#### [Exercise]
Check every line of the data below for the string "text", and copy the ones that hold it.
>>>>
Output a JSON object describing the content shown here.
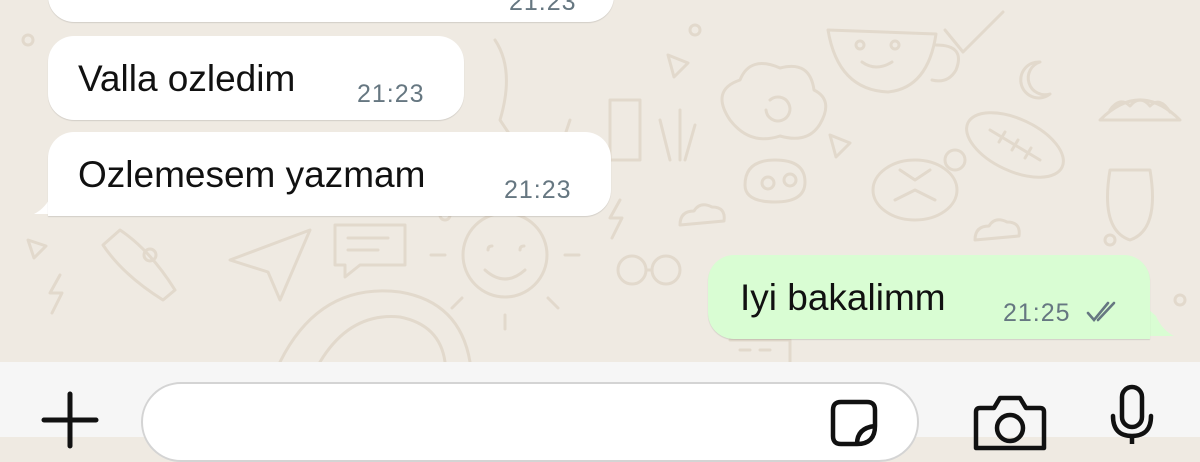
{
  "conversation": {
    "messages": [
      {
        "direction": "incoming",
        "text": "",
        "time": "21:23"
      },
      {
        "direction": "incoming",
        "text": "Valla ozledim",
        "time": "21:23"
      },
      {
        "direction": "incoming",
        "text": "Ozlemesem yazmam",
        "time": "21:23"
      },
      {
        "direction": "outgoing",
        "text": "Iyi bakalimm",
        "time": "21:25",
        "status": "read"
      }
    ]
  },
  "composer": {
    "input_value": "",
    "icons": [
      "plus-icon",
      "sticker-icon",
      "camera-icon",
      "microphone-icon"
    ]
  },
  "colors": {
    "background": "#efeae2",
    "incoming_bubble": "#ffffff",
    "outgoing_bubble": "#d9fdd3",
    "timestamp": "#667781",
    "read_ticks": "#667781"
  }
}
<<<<
#### [Response area]
        "text": "",
        "text": "Valla ozledim",
        "text": "Ozlemesem yazmam",
        "text": "Iyi bakalimm",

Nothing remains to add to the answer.